Study: Social Media Widely Used, Often Unregulated, in Policing

Police departments across the country have rapidly adopted social media tools during the last few years, but more than half have do not have formal policies for social media use, according to a new study by the company LexisNexis. The online study surveyed 496 federal, state and local law enforcement officials about how their departments apply social media tools. LexisNexis, which sells social media tools, was not identified as the survey's sponsor. Nearly two-thirds of those surveyed (63 percent) said their departments use social media in crime investigations, and more than half (51 percent), for crime prevention. But even though most agencies use social media regularly, the majority have not devoted full-time positions or made formal rules for its use.

Tweeting for Justice

Twitter's potential as a crime-fighting and investigative tool for police is still largely unexploited by U.S. law enforcement, two experts said yesterday. In the seven years since Twitter was founded, many police departments have embraced it as a public relations tool, but it's no longer good enough to have just one social media expert on staff, Lauri Stevens of LAwS Communications, said during a law enforcement webinar.

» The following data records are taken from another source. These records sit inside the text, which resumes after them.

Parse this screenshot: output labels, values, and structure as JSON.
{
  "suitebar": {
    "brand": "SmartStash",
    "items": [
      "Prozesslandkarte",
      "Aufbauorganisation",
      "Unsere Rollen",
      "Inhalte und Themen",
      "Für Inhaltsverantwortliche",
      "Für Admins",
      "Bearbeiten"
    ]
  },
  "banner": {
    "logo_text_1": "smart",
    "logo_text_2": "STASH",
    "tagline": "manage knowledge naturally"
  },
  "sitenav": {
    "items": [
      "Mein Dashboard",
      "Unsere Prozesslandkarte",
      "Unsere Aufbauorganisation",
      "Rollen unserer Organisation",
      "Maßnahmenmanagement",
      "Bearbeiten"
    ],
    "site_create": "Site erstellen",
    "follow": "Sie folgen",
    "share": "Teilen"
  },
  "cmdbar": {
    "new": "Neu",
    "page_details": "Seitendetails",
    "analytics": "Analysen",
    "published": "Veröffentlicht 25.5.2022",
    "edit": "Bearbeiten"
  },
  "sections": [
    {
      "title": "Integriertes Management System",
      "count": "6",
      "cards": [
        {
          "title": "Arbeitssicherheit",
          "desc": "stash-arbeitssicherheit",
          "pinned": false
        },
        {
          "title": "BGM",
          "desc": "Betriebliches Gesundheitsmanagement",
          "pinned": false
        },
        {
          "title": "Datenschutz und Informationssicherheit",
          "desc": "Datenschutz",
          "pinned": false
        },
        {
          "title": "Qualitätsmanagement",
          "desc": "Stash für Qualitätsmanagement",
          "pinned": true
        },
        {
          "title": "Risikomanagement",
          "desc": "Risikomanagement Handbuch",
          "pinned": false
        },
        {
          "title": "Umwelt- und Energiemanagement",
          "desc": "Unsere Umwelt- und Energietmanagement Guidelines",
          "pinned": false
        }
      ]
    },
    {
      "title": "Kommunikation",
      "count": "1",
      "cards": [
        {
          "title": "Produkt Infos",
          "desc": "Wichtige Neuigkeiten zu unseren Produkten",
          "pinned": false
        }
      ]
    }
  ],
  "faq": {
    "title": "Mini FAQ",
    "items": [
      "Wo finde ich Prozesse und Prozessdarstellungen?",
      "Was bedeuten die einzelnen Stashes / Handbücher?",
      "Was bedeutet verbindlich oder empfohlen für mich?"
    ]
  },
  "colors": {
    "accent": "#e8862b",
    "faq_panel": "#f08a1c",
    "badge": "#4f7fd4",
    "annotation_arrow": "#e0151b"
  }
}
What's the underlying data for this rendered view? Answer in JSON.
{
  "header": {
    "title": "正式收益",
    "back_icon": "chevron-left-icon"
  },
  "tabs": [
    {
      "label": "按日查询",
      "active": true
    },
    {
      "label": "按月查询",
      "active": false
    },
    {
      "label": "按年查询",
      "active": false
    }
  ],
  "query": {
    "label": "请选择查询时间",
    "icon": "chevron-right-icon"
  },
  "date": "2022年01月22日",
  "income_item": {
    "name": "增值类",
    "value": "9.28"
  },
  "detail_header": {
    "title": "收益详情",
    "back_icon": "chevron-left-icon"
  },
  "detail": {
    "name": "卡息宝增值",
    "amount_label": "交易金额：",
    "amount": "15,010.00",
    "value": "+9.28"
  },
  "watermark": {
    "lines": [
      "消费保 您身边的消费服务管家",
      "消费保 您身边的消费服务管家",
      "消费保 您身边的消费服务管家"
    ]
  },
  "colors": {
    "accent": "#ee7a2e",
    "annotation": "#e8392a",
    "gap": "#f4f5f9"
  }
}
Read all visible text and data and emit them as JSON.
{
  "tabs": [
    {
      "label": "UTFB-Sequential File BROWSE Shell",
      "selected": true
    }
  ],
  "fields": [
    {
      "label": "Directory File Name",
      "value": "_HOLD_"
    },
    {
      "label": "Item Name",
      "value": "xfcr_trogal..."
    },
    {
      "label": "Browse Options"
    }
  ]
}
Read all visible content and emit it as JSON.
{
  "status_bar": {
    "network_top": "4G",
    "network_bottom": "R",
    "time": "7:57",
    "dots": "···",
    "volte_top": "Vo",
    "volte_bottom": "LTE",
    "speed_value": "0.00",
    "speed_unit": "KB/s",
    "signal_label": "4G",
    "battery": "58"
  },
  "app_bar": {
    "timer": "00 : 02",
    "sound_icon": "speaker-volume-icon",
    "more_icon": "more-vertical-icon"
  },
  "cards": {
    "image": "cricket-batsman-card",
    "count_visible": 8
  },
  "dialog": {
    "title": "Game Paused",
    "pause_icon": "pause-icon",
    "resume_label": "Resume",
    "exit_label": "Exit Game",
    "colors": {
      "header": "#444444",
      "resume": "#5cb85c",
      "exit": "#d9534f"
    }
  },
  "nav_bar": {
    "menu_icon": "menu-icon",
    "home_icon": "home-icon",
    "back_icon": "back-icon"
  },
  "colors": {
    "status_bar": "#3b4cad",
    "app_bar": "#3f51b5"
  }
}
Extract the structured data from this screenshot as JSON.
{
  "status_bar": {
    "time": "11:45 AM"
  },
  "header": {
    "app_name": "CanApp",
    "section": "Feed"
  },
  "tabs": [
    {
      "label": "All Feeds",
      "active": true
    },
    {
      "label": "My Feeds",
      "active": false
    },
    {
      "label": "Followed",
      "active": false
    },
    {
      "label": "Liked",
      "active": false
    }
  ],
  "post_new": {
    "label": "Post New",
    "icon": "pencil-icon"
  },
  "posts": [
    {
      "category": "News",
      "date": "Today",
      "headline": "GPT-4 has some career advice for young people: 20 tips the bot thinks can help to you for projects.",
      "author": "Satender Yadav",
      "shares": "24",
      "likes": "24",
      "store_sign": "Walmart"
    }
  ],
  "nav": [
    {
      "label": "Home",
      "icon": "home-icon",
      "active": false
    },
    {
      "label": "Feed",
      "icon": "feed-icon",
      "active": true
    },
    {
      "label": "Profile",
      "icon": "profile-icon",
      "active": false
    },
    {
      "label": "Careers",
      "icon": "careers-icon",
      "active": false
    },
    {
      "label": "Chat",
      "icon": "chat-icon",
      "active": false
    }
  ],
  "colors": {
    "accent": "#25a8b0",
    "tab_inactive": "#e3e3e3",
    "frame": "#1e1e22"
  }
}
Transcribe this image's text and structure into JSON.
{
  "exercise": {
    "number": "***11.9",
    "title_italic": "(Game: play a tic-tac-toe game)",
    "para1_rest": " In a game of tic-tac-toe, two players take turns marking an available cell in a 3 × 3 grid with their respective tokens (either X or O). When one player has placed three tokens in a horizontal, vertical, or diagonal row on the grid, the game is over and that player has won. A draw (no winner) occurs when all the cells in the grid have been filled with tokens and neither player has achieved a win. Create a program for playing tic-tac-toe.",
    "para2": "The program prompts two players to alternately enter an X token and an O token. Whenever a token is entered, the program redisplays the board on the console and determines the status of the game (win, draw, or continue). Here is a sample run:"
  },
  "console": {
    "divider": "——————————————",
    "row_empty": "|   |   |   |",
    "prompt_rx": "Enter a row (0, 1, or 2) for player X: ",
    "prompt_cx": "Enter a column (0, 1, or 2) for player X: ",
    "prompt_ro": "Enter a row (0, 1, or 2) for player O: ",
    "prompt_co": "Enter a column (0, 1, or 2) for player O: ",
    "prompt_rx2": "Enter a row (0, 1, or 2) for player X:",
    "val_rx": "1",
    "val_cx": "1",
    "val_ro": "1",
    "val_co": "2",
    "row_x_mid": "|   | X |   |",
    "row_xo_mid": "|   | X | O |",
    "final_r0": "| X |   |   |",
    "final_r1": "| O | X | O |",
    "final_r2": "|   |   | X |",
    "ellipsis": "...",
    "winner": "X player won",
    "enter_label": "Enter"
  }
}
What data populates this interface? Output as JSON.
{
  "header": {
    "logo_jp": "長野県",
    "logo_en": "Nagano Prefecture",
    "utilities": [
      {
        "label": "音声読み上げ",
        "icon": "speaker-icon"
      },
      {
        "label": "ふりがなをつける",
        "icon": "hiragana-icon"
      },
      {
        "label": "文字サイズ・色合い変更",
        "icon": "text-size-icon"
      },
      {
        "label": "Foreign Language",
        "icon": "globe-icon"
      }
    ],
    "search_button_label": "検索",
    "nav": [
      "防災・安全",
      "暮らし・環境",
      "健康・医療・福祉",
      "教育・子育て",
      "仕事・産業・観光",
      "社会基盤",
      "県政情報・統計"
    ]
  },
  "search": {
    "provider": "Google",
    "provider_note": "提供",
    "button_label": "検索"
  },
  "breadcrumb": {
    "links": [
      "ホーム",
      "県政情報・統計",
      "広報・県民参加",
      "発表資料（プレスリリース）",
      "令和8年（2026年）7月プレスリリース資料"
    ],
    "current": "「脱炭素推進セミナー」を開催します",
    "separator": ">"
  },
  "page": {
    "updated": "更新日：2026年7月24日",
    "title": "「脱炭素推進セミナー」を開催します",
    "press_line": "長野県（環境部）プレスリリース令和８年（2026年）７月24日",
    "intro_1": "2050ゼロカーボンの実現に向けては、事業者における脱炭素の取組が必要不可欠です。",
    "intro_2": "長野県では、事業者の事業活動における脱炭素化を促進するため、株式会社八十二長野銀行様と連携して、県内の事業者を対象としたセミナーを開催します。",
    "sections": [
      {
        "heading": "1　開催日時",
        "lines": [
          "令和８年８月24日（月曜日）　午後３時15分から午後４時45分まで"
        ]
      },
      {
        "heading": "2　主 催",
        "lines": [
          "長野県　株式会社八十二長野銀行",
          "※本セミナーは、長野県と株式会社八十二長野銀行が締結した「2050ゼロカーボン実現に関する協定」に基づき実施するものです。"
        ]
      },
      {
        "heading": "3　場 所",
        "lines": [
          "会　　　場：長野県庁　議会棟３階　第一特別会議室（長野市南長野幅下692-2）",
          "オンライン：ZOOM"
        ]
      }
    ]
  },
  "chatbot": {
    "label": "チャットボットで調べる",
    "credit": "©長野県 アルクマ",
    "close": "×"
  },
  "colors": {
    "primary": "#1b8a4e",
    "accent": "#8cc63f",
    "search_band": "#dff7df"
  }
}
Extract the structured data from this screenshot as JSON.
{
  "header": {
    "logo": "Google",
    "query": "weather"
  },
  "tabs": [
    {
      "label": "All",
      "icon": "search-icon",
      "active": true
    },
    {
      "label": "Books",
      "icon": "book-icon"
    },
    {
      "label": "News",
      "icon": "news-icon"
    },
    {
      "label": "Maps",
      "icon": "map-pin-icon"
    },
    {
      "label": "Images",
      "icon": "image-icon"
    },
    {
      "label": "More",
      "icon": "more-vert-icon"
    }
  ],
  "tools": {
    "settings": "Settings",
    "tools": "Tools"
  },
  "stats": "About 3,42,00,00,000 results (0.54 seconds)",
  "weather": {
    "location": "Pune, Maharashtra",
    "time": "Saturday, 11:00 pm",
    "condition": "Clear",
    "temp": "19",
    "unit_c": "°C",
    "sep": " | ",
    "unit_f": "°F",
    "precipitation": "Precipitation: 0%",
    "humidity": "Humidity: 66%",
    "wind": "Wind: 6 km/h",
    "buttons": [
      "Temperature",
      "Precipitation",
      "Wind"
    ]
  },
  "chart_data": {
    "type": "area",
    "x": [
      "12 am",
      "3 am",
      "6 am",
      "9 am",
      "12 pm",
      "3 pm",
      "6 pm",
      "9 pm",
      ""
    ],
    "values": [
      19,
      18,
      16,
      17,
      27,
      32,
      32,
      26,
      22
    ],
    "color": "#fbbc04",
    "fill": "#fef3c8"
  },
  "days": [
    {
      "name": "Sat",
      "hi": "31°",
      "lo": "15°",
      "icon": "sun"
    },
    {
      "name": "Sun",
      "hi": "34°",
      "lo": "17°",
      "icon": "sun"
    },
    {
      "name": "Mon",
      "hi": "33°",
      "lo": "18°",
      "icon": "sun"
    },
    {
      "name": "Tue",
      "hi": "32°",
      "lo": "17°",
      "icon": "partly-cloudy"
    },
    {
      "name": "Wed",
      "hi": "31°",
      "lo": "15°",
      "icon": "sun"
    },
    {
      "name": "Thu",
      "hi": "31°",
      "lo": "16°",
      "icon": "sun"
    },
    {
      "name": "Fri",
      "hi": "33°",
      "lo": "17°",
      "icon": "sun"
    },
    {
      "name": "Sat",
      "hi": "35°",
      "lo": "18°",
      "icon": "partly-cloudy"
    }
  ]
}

The event, “Social Media for Law Enforcement: From Implementation to Investigation,” was organized by private contracting firm BrightPlanet to give police personnel a sense of how to use Twitter and Facebook as a crime prevention tool. “You don’t want to treat [being on Twitter] as a checkbox, and that’s what I see a lot of law enforcement agencies doing,” Stevens said. Twitter's 500 million users feed constantly evolving streams of information onto the web, describing everything from neighborhood events to their own social gatherings.

Policing Twitter and Facebook

Law enforcement agencies have long understood the value of social media as a public relations tool, but many have begun to recognize its potential for investigating crime and managing large gatherings of people. A new guide published by the non-profit Police Executive Research Forum provides insights and tips for departments looking to do more than public relations outreach with their Twitter and Facebook feeds. The guide advises departments to “not be afraid to take calculated risks” in disseminating certain information to the public in real-time. “The Toronto Police Service and other departments have demonstrated that social media can be used for many purposes, from crime prevention and community policing to intelligence and criminal investigations,” the report's authors wrote. “It is not merely a function of a police department's public information unit.”

Crime-fighting, Twitter and the Boston Bombing

Social media has profoundly changed the ways in which police are now able to communicate—unmediated—with the public. Facebook, Twitter and other social media platforms have become essential communications tools for police, and the events surrounding last month's Boston Marathon bombing indicate just how far police have come in engaging proactively with social media to achieve operational (and non-operational) outcomes. With pressure on police to increase public confidence and reduce community concerns over crime, social media has emerged as a valuable tool for improving communication between organizations and their “customers” — the public. And as we witnessed in Boston, social media is now the site for breaking news. But increasingly it is the police, not the media, who are providing real-time crime news to an ever-interested audience.